Three essay questions: On the company’s Web site, applicants are asked open-ended questions: 1) What can they uniquely contribute to the company? 2) Describe their experience visiting The Container Store. 3) Why they would like to work for The Container Store? Fuller says the essays are judged on how clearly candidates can communicate, as well as whether the qualities like those mentioned above--excellence, passion, love of organization, creativity--show through in the essays. "Frankly," Fuller says, "you get a sense of ‘do they care?’ " If you’ve never picked up a drill or built something, that’s OK with store managers. "If you have passion and you care, and you’re reasonably intelligent, we have a training program to take care of that [mechanical skills]. You can’t train people to care more."
Turning customers into employees: Container Store employees are encouraged to recruit customers they think would make great employees. Fuller says, "An employee will say something like ‘You know what, Todd, this is your third trip in the last month, and you’ve got your office taken care of, and you seem to love our store. You should think about working here.’ " Then an employee will encourage the customer to apply online by handing him a glossy card listing the company’s Web address and the company’s selling points, including 40 percent off merchandise. The card says, "If you love shopping here, we’d love to talk to you about working here! Our customers make great employees."
Employee referrals: Anyone on staff who recruits a part-time employee gets a $200 referral bonus 90 days after the new hire’s first day. For referring a full-time employee, you get $500. An employee gets an additional $500 after the third referral. "The money’s nice," Fuller says, "don’t get me wrong." But The Container Store’s referral program, he says, is successful not because of the incentives, but because employees like their jobs, want the company to succeed and therefore want people who will help the company. "People come from the mind-set of continuing to protect this great culture," he says. Recently, Fuller met with cofounder and chairman Garrett Boone and told him that referrals make up about 40 percent of the company’s hires, and that it cost The Container Store only $38,000 to pay referral bonuses in 2002. "I’d love to double that figure," Boone said.

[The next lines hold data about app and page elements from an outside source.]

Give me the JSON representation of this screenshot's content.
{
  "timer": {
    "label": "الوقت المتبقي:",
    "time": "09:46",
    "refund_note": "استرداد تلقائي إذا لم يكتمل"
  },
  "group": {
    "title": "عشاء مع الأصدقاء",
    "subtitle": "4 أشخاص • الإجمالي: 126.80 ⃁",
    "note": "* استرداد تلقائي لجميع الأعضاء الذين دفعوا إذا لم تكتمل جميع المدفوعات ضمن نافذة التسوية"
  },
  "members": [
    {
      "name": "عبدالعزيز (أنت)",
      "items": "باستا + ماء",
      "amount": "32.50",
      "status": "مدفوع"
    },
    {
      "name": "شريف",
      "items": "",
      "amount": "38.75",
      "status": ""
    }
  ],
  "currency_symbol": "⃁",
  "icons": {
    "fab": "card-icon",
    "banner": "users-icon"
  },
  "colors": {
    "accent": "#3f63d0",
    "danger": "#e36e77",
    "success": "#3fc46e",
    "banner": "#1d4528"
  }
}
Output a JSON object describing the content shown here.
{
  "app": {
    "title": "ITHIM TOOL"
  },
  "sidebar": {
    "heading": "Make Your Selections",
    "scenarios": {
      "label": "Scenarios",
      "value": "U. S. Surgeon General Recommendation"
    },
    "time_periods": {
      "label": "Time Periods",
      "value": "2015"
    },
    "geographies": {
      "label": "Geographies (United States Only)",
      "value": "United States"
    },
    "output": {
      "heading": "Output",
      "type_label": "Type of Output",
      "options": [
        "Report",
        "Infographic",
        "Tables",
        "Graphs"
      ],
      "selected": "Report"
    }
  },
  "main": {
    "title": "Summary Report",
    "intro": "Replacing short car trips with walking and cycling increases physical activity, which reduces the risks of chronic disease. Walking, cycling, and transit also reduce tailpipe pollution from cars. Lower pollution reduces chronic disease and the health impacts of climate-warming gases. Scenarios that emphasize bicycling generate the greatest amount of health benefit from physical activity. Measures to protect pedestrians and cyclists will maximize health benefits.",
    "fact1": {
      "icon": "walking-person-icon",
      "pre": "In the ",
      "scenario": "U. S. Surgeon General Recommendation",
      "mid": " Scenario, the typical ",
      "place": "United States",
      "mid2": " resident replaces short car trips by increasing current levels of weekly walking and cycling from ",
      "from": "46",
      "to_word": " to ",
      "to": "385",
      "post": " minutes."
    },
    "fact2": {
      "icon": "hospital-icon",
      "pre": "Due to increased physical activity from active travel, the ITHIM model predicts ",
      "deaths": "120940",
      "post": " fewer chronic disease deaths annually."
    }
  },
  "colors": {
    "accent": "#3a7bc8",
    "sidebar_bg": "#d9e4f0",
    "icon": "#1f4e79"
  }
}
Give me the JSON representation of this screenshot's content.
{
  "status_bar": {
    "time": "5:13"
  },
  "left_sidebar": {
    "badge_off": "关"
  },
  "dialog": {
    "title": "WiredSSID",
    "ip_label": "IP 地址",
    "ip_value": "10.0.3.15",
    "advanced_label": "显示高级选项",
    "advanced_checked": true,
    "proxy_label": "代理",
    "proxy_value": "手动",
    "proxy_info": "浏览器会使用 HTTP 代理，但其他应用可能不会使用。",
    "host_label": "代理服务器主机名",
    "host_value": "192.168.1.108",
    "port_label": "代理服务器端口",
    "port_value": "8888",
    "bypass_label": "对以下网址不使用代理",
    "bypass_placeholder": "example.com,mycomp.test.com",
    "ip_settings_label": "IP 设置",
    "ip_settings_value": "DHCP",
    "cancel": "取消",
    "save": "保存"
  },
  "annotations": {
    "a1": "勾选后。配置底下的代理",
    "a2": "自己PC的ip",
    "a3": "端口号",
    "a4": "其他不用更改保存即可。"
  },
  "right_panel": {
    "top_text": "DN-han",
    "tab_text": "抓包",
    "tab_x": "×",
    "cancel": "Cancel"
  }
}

The two-part interview: A group of candidates spent about an hour in the store (the author observed the interview process at the Costa Mesa, California, location), where they talked to a Container Store employee about the company’s history and culture. Three people--about half the group--were told afterward that there was something missing from their applications and were invited to the employee break room (this was done so that the rest of the group, who weren’t asked to continue, didn’t feel awkward and left out).
This group of three--now told they were the most desirable candidates--spent an hour in the break room learning more about the company, talking more about what they liked about the store and what they liked about retail. Meanwhile, the leader of the group from The Container Store watched to see who displayed the most enthusiasm, and who by virtue of their questions really loved the company and its products and would shine as employees. The Container Store hired about 6 percent of all the people who applied in 2002. "In some stores, there are waiting lists of people we interviewed and we love [but can’t yet hire]," Fuller says. "That can actually frustrate people."